The first day you didn't notice it so much, didn't really pay attention. The sky was smoggy, the sun an angry orange, like a neon traffic light. You walked to the grocery store with a sense of uneasiness. A mild dread shivered across your face every time you opened a window.
But that strange Tuesday in September we woke to air thick and bitter with smoke. A man who stepped outside of the Safeway ahead of me burst into a surprised, hacking cough. Ash descended like a light rain, onto the ground, into your hair and eyes. The news warned you not to brush it off the top of your car, lest it scratch the paint, but the temptation was strong. The apocalyptic nature of it felt real, and unreal. I pulled into the driveway to see the neighbor watering her lawn in a surgical mask.
Just seventeen miles away, the gorgeous green head of the Northwest was aflame with an end-of-the-hot-dry-summer, man-caused forest fire.
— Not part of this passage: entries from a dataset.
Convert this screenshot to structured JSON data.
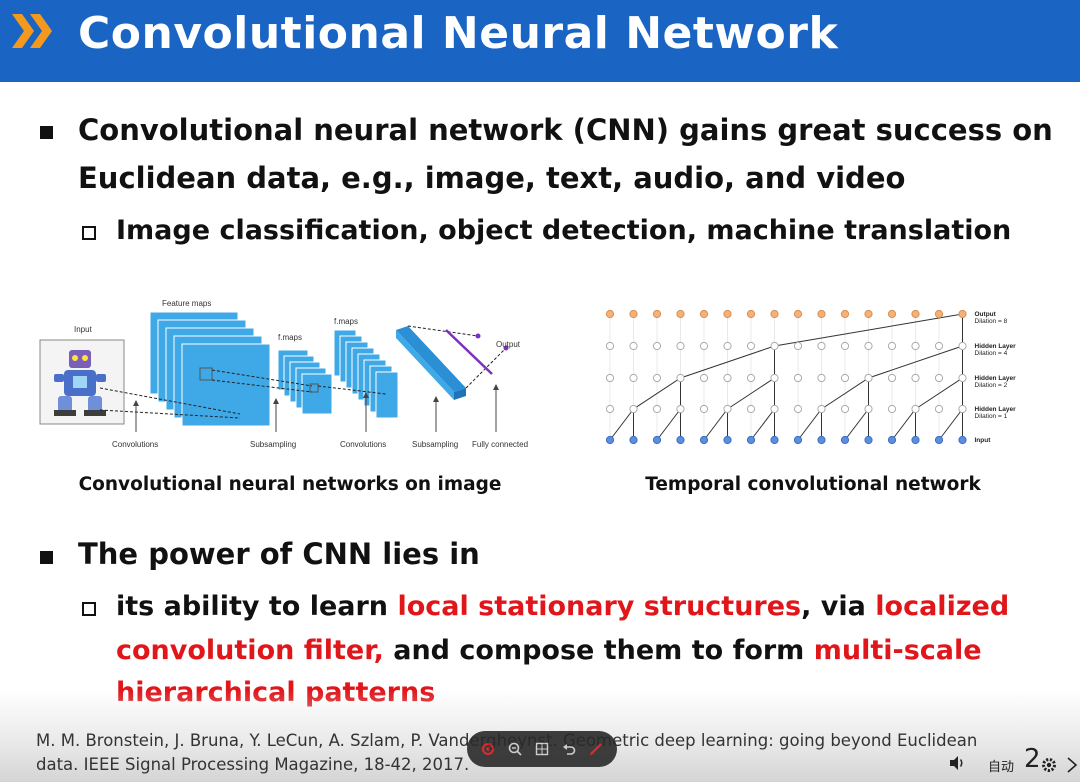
{
  "slide": {
    "title": "Convolutional Neural Network",
    "bullet1": {
      "line1": "Convolutional neural network (CNN) gains great success on",
      "line2": "Euclidean data, e.g., image, text, audio, and video",
      "sub": "Image classification, object detection, machine translation"
    },
    "figure_left": {
      "caption": "Convolutional neural networks on image",
      "labels": {
        "input": "Input",
        "feature_maps": "Feature maps",
        "fmaps1": "f.maps",
        "fmaps2": "f.maps",
        "output": "Output",
        "convolutions1": "Convolutions",
        "subsampling1": "Subsampling",
        "convolutions2": "Convolutions",
        "subsampling2": "Subsampling",
        "fully_connected": "Fully connected"
      }
    },
    "figure_right": {
      "caption": "Temporal convolutional network",
      "layers": [
        {
          "name": "Output",
          "note": "Dilation = 8"
        },
        {
          "name": "Hidden Layer",
          "note": "Dilation = 4"
        },
        {
          "name": "Hidden Layer",
          "note": "Dilation = 2"
        },
        {
          "name": "Hidden Layer",
          "note": "Dilation = 1"
        },
        {
          "name": "Input",
          "note": ""
        }
      ]
    },
    "bullet2": {
      "heading": "The power of CNN lies in",
      "p1": "its ability to learn ",
      "r1": "local stationary structures",
      "p2": ", via ",
      "r2": "localized",
      "r3": "convolution filter,",
      "p3": " and compose them to form ",
      "r4": "multi-scale",
      "r5": "hierarchical patterns"
    },
    "reference": {
      "line1": "M. M. Bronstein, J. Bruna, Y. LeCun, A. Szlam, P. Vandergheynst. Geometric deep learning: going beyond Euclidean",
      "line2": "data. IEEE Signal Processing Magazine, 18-42, 2017."
    },
    "page_number": "2"
  },
  "player": {
    "auto_label": "自动",
    "toolbar_icons": [
      "pointer-icon",
      "zoom-out-icon",
      "grid-icon",
      "undo-icon",
      "pen-icon"
    ]
  },
  "colors": {
    "title_bar": "#1a64c4",
    "chevron": "#f39a1e",
    "highlight_red": "#e0161b",
    "feature_map_blue": "#3fa9e8",
    "tcn_output": "#f2b27a",
    "tcn_input": "#5b8ee0"
  }
}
It was shocking in its agression. The headlines were in awe at the sheer agency of it. The fire 'jumped into Washington." It 'tore through' Oneonta tunnel. The fires 'ran like vertebrae up the Cascade.' They 'raced west acrosss the Gorge.'
That day the scenes in LA were equally apocalyptic. It seemed like the west was on fire.
In moments like these, people will turn to a sort of divine judgment, in whatever form that takes. Either God is angry with us, or the Earth is angry with us, or we are angry with someone else. A teenager who tossed fireworks into the gorge allegedly caused the blaze. Oregonians flocked to Facebook to declare that he should "be behind bars,” or should be forced to work his whole life to replace and repair the damage. This is how it goes. Always judgement finds an obvious target. Sometimes it's more vague: the government, other people. Sometimes, we look at ourselves.
Why, in the face of tragedy, do we look for someone to scream at, someone to punish?
A spark may have started the wildfire, but no one went around lighting each individual tree. That's where the grief comes from, in part. It comes from the helplessness of the situation. The gut-punch reminder that we have no power, no control over the world around us.
It's hard for a powerful people to accept a lack of control. It's hard for a comfortable people to accept the inevitability of suffering. It's hard to accept that death and change are inescapable. It is hard, and it is humbling.
And yet we accept so much good from the hand of God without a second thought.
That September, my heart had also felt dark and stale and full of smoke. But on Saturday I woke to a breeze so heady and fresh, it felt like spring. The wind had shifted overnight. Inch by inch the fire was being tamed. As the flames receded, we would find that many strong trees withstood the inferno. The Gorge was still green.
Later that day, in the warm September evening, it finally began to rain. Hot, stale houses were thrown wide open to let in the fresh air. The city slept peacefully for the first time in a week.
I could not sleep. In the twilight I stepped outside and turned my head to the blue-grey sky. The rain was falling on my hair, and on the sidewalk, and the air was sweet and sharp and earthy and I swear, when I took a breath, I was filling my lungs with hope.